*** Opening of Data section ***

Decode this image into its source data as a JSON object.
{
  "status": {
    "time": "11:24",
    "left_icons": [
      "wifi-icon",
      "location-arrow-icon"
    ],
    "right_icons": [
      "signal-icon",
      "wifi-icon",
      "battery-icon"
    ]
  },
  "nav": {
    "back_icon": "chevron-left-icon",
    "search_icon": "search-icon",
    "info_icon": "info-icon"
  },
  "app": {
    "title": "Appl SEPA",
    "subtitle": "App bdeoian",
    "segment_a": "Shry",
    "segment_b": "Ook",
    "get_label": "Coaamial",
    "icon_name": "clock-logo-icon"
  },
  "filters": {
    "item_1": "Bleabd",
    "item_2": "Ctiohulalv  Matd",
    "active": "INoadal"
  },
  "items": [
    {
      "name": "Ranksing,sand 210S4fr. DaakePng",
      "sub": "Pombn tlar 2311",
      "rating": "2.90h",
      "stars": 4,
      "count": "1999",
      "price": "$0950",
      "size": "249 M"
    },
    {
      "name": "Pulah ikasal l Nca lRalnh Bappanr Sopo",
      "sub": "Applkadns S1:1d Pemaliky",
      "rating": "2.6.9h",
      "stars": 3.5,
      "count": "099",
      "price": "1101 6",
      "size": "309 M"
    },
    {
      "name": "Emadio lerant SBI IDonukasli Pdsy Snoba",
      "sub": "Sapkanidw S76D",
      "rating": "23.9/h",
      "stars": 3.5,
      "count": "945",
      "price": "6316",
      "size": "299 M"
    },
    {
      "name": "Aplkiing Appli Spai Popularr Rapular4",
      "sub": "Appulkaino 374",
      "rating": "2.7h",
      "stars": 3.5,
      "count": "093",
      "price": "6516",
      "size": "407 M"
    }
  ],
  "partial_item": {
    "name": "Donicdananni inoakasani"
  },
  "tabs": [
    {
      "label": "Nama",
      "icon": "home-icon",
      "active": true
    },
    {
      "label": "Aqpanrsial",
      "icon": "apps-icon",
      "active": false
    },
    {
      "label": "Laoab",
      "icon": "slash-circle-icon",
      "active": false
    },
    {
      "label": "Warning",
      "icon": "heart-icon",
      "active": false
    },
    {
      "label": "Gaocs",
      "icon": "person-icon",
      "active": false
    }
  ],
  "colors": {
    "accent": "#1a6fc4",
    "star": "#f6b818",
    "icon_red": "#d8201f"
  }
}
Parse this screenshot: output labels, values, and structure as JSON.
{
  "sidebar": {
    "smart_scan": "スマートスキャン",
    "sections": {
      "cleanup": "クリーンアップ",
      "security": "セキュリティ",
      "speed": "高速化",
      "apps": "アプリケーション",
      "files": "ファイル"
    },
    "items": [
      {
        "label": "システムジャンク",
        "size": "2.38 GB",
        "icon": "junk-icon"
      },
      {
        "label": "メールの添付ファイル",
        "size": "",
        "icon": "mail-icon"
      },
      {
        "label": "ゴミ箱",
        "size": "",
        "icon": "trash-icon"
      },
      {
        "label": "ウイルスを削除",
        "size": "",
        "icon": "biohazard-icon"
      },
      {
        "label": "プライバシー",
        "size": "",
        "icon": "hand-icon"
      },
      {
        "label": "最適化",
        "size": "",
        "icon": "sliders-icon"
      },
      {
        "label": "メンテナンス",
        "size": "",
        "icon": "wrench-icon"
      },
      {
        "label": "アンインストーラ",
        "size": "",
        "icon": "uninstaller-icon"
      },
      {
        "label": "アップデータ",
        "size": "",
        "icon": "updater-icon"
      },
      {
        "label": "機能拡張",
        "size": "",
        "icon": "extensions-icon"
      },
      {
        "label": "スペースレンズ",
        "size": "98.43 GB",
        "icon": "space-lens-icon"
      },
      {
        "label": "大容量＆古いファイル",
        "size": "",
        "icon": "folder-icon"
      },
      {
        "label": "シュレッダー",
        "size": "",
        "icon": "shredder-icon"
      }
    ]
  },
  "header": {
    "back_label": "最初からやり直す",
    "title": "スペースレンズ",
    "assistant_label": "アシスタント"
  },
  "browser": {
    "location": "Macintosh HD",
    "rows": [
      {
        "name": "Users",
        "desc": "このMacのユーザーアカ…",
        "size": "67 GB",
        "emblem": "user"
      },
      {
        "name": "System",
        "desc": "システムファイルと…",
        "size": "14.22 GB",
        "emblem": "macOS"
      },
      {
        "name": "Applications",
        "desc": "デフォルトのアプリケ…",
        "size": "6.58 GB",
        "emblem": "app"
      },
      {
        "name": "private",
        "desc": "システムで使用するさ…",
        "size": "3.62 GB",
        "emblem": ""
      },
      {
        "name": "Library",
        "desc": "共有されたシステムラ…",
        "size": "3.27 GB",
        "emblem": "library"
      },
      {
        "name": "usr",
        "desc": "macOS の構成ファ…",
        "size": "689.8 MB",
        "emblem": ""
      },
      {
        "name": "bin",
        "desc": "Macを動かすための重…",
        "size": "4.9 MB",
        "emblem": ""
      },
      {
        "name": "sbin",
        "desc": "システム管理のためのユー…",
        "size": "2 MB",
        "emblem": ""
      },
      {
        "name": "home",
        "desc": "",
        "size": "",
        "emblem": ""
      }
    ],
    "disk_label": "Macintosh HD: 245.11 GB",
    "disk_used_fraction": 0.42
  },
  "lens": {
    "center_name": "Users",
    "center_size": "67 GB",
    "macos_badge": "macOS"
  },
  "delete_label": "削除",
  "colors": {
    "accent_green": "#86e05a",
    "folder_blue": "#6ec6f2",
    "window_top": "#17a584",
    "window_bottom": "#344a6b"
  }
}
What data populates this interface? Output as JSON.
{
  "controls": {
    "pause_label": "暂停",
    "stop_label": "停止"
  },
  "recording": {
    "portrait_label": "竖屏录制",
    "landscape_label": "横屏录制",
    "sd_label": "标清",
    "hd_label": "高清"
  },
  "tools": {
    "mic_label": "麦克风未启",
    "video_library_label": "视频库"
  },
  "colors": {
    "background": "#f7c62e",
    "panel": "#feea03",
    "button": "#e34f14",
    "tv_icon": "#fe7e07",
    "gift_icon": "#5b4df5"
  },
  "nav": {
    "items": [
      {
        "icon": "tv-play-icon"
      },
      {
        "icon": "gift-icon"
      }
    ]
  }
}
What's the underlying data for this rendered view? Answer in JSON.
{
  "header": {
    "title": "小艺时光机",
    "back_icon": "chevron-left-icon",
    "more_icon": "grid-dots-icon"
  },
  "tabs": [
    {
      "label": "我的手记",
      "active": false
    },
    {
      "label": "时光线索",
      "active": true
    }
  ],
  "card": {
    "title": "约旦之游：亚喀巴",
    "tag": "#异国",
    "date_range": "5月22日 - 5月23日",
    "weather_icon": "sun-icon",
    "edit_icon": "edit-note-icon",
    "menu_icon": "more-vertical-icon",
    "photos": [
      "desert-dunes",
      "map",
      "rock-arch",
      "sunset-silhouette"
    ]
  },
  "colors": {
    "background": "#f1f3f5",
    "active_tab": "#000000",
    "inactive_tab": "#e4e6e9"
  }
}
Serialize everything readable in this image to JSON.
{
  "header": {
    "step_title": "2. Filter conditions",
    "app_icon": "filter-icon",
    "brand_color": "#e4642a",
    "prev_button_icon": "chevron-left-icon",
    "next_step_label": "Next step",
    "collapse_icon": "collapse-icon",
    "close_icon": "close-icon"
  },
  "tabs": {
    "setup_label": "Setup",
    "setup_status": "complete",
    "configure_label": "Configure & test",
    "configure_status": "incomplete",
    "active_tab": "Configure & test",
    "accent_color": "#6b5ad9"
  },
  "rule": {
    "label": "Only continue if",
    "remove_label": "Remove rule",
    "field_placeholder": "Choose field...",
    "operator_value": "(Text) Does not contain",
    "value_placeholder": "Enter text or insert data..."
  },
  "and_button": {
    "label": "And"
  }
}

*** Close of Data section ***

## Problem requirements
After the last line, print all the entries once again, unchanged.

## Response
Decode this image into its source data as a JSON object.
{
  "status": {
    "time": "11:24",
    "left_icons": [
      "wifi-icon",
      "location-arrow-icon"
    ],
    "right_icons": [
      "signal-icon",
      "wifi-icon",
      "battery-icon"
    ]
  },
  "nav": {
    "back_icon": "chevron-left-icon",
    "search_icon": "search-icon",
    "info_icon": "info-icon"
  },
  "app": {
    "title": "Appl SEPA",
    "subtitle": "App bdeoian",
    "segment_a": "Shry",
    "segment_b": "Ook",
    "get_label": "Coaamial",
    "icon_name": "clock-logo-icon"
  },
  "filters": {
    "item_1": "Bleabd",
    "item_2": "Ctiohulalv  Matd",
    "active": "INoadal"
  },
  "items": [
    {
      "name": "Ranksing,sand 210S4fr. DaakePng",
      "sub": "Pombn tlar 2311",
      "rating": "2.90h",
      "stars": 4,
      "count": "1999",
      "price": "$0950",
      "size": "249 M"
    },
    {
      "name": "Pulah ikasal l Nca lRalnh Bappanr Sopo",
      "sub": "Applkadns S1:1d Pemaliky",
      "rating": "2.6.9h",
      "stars": 3.5,
      "count": "099",
      "price": "1101 6",
      "size": "309 M"
    },
    {
      "name": "Emadio lerant SBI IDonukasli Pdsy Snoba",
      "sub": "Sapkanidw S76D",
      "rating": "23.9/h",
      "stars": 3.5,
      "count": "945",
      "price": "6316",
      "size": "299 M"
    },
    {
      "name": "Aplkiing Appli Spai Popularr Rapular4",
      "sub": "Appulkaino 374",
      "rating": "2.7h",
      "stars": 3.5,
      "count": "093",
      "price": "6516",
      "size": "407 M"
    }
  ],
  "partial_item": {
    "name": "Donicdananni inoakasani"
  },
  "tabs": [
    {
      "label": "Nama",
      "icon": "home-icon",
      "active": true
    },
    {
      "label": "Aqpanrsial",
      "icon": "apps-icon",
      "active": false
    },
    {
      "label": "Laoab",
      "icon": "slash-circle-icon",
      "active": false
    },
    {
      "label": "Warning",
      "icon": "heart-icon",
      "active": false
    },
    {
      "label": "Gaocs",
      "icon": "person-icon",
      "active": false
    }
  ],
  "colors": {
    "accent": "#1a6fc4",
    "star": "#f6b818",
    "icon_red": "#d8201f"
  }
}
Parse this screenshot: output labels, values, and structure as JSON.
{
  "sidebar": {
    "smart_scan": "スマートスキャン",
    "sections": {
      "cleanup": "クリーンアップ",
      "security": "セキュリティ",
      "speed": "高速化",
      "apps": "アプリケーション",
      "files": "ファイル"
    },
    "items": [
      {
        "label": "システムジャンク",
        "size": "2.38 GB",
        "icon": "junk-icon"
      },
      {
        "label": "メールの添付ファイル",
        "size": "",
        "icon": "mail-icon"
      },
      {
        "label": "ゴミ箱",
        "size": "",
        "icon": "trash-icon"
      },
      {
        "label": "ウイルスを削除",
        "size": "",
        "icon": "biohazard-icon"
      },
      {
        "label": "プライバシー",
        "size": "",
        "icon": "hand-icon"
      },
      {
        "label": "最適化",
        "size": "",
        "icon": "sliders-icon"
      },
      {
        "label": "メンテナンス",
        "size": "",
        "icon": "wrench-icon"
      },
      {
        "label": "アンインストーラ",
        "size": "",
        "icon": "uninstaller-icon"
      },
      {
        "label": "アップデータ",
        "size": "",
        "icon": "updater-icon"
      },
      {
        "label": "機能拡張",
        "size": "",
        "icon": "extensions-icon"
      },
      {
        "label": "スペースレンズ",
        "size": "98.43 GB",
        "icon": "space-lens-icon"
      },
      {
        "label": "大容量＆古いファイル",
        "size": "",
        "icon": "folder-icon"
      },
      {
        "label": "シュレッダー",
        "size": "",
        "icon": "shredder-icon"
      }
    ]
  },
  "header": {
    "back_label": "最初からやり直す",
    "title": "スペースレンズ",
    "assistant_label": "アシスタント"
  },
  "browser": {
    "location": "Macintosh HD",
    "rows": [
      {
        "name": "Users",
        "desc": "このMacのユーザーアカ…",
        "size": "67 GB",
        "emblem": "user"
      },
      {
        "name": "System",
        "desc": "システムファイルと…",
        "size": "14.22 GB",
        "emblem": "macOS"
      },
      {
        "name": "Applications",
        "desc": "デフォルトのアプリケ…",
        "size": "6.58 GB",
        "emblem": "app"
      },
      {
        "name": "private",
        "desc": "システムで使用するさ…",
        "size": "3.62 GB",
        "emblem": ""
      },
      {
        "name": "Library",
        "desc": "共有されたシステムラ…",
        "size": "3.27 GB",
        "emblem": "library"
      },
      {
        "name": "usr",
        "desc": "macOS の構成ファ…",
        "size": "689.8 MB",
        "emblem": ""
      },
      {
        "name": "bin",
        "desc": "Macを動かすための重…",
        "size": "4.9 MB",
        "emblem": ""
      },
      {
        "name": "sbin",
        "desc": "システム管理のためのユー…",
        "size": "2 MB",
        "emblem": ""
      },
      {
        "name": "home",
        "desc": "",
        "size": "",
        "emblem": ""
      }
    ],
    "disk_label": "Macintosh HD: 245.11 GB",
    "disk_used_fraction": 0.42
  },
  "lens": {
    "center_name": "Users",
    "center_size": "67 GB",
    "macos_badge": "macOS"
  },
  "delete_label": "削除",
  "colors": {
    "accent_green": "#86e05a",
    "folder_blue": "#6ec6f2",
    "window_top": "#17a584",
    "window_bottom": "#344a6b"
  }
}
What data populates this interface? Output as JSON.
{
  "controls": {
    "pause_label": "暂停",
    "stop_label": "停止"
  },
  "recording": {
    "portrait_label": "竖屏录制",
    "landscape_label": "横屏录制",
    "sd_label": "标清",
    "hd_label": "高清"
  },
  "tools": {
    "mic_label": "麦克风未启",
    "video_library_label": "视频库"
  },
  "colors": {
    "background": "#f7c62e",
    "panel": "#feea03",
    "button": "#e34f14",
    "tv_icon": "#fe7e07",
    "gift_icon": "#5b4df5"
  },
  "nav": {
    "items": [
      {
        "icon": "tv-play-icon"
      },
      {
        "icon": "gift-icon"
      }
    ]
  }
}
What's the underlying data for this rendered view? Answer in JSON.
{
  "header": {
    "title": "小艺时光机",
    "back_icon": "chevron-left-icon",
    "more_icon": "grid-dots-icon"
  },
  "tabs": [
    {
      "label": "我的手记",
      "active": false
    },
    {
      "label": "时光线索",
      "active": true
    }
  ],
  "card": {
    "title": "约旦之游：亚喀巴",
    "tag": "#异国",
    "date_range": "5月22日 - 5月23日",
    "weather_icon": "sun-icon",
    "edit_icon": "edit-note-icon",
    "menu_icon": "more-vertical-icon",
    "photos": [
      "desert-dunes",
      "map",
      "rock-arch",
      "sunset-silhouette"
    ]
  },
  "colors": {
    "background": "#f1f3f5",
    "active_tab": "#000000",
    "inactive_tab": "#e4e6e9"
  }
}
Serialize everything readable in this image to JSON.
{
  "header": {
    "step_title": "2. Filter conditions",
    "app_icon": "filter-icon",
    "brand_color": "#e4642a",
    "prev_button_icon": "chevron-left-icon",
    "next_step_label": "Next step",
    "collapse_icon": "collapse-icon",
    "close_icon": "close-icon"
  },
  "tabs": {
    "setup_label": "Setup",
    "setup_status": "complete",
    "configure_label": "Configure & test",
    "configure_status": "incomplete",
    "active_tab": "Configure & test",
    "accent_color": "#6b5ad9"
  },
  "rule": {
    "label": "Only continue if",
    "remove_label": "Remove rule",
    "field_placeholder": "Choose field...",
    "operator_value": "(Text) Does not contain",
    "value_placeholder": "Enter text or insert data..."
  },
  "and_button": {
    "label": "And"
  }
}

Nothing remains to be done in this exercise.